French people don’t give a shit about lifestyle politics. Okay, it’s a generalization, but—despite my short residence and limited language skills—there’s some truth to it. I saw it on May Day, among the anarchists selling Coca-Cola products and candy bars, and I saw it at a “zero waste” conference where the attendees couldn’t manage to… Continue reading Should the Revolution Have a Vegan Option?

Fool Me Twice

I had only been going into New York to hang out with for a month when I featured in my first media story. A Dutch journalist was quite taken with the incongruity of a Princeton University student going through the garbage, and despite my protestations that there were way more knowledgeable people in the… Continue reading Fool Me Twice


“Has anyone here ever been part of a union before?”  No hands go up. “Does anyone here think they’ll be in a union after they graduate?” Still no hands. “How about this: who thinks they’ll someday be on the other side of a negotiating table from a union?”  Finally, hands go up, along with a… Continue reading Solidarity

November 9th and the Changing Repertoires of Activism

The reports are just rolling in, and boy, has it been enlightening.  A few weeks ago, the University of California Police Department released a report determining that the real source of problems at Berkeley on November 9th was that police weren’t allowed enough “force options”—particular, pepper spray. Shortly thereafter, a quasi-independent review board at Davis… Continue reading November 9th and the Changing Repertoires of Activism

The Long Haul

After a fall spent trying to make some social change, this spring I’ve withdrawn into my more comfortable habitus: reading about social change.  I’ve been particularly drawn to stories about the Civil Rights movement, perhaps because I’ve been desperate to remind myself that change does in fact happen every once in a while. Most recently,… Continue reading The Long Haul

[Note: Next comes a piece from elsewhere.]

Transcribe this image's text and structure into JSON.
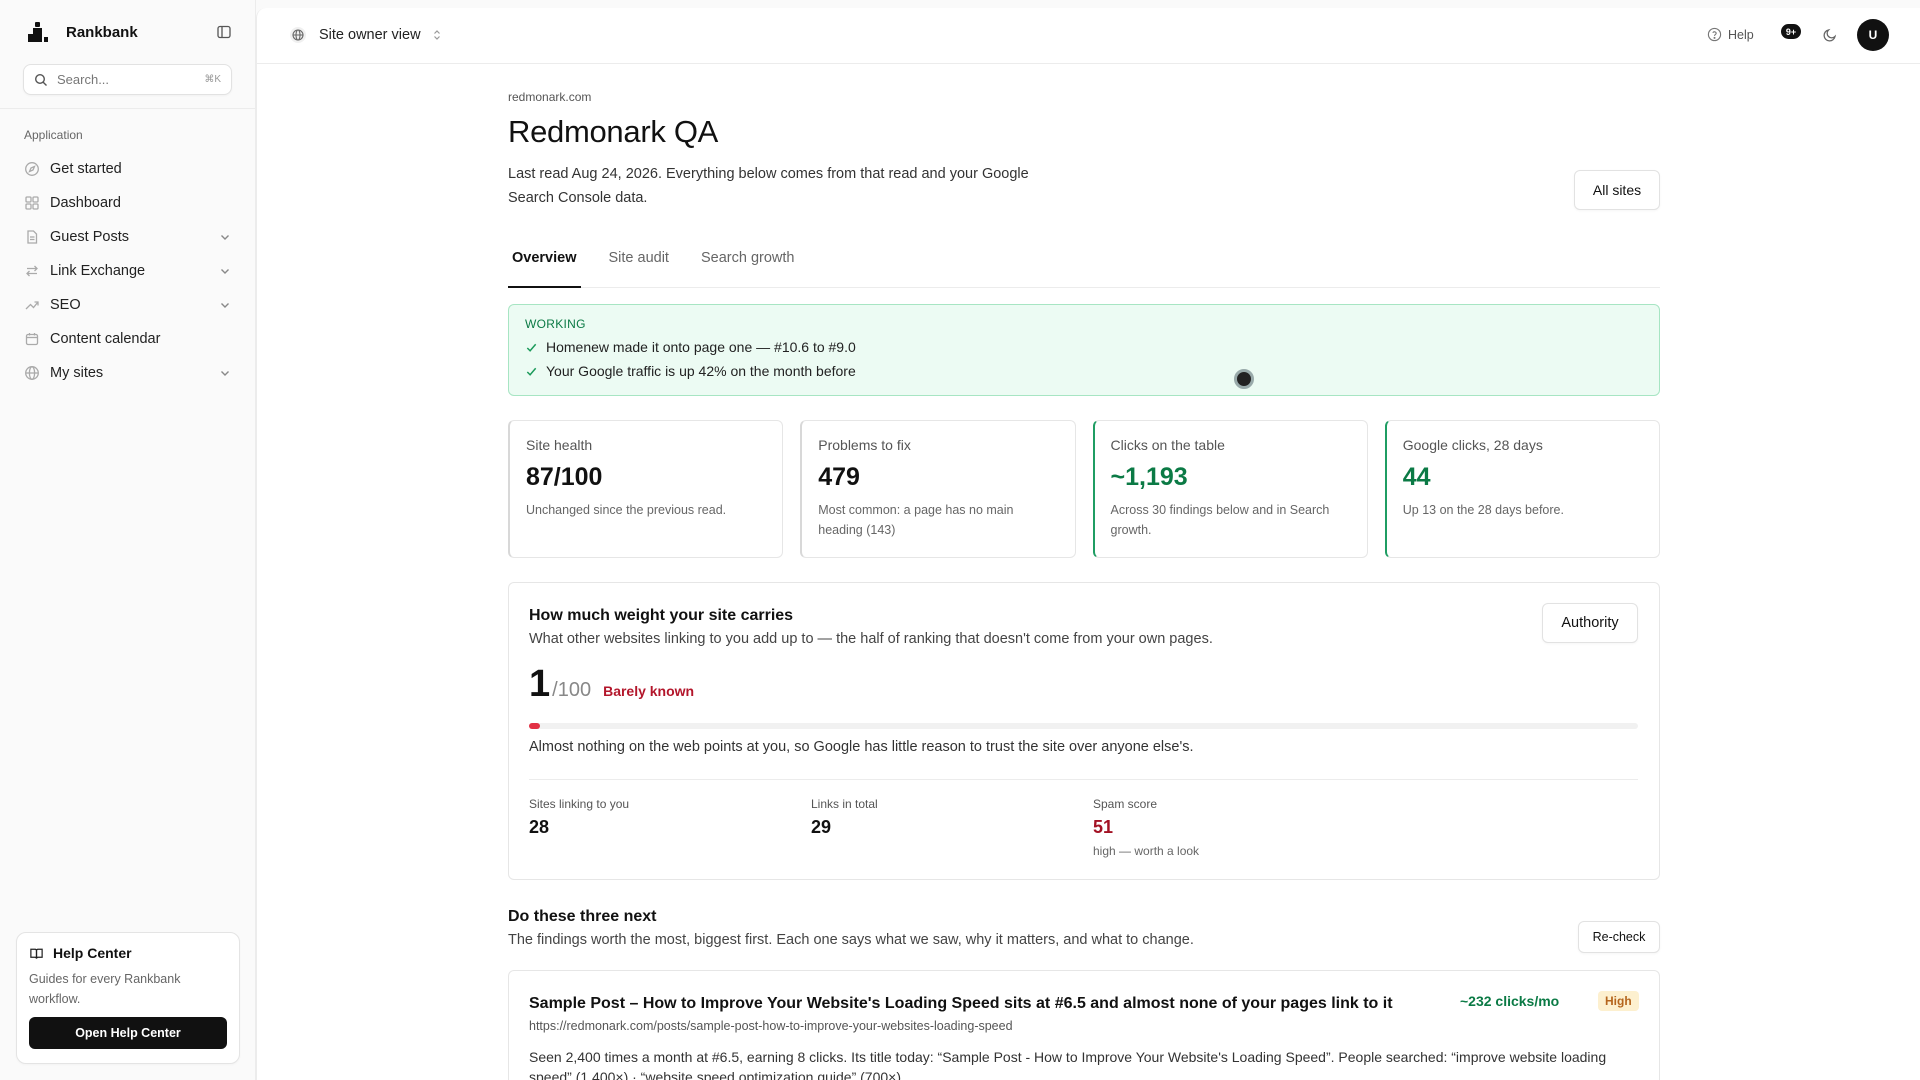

“I Don’t Actually Hate Bankers” and Other Thoughts on the Open Letter (Part 1)

With all the time I spend reading Marx with other graduate students and talking revolution with other activists, I occasionally forget that my world is largely populated by people who don’t share my particular line of leftist politics.  I’ve been reminded of the political diversity of my friends during conversations about the open letter which… Continue reading “I Don’t Actually Hate Bankers” and Other Thoughts on the Open Letter (Part 1)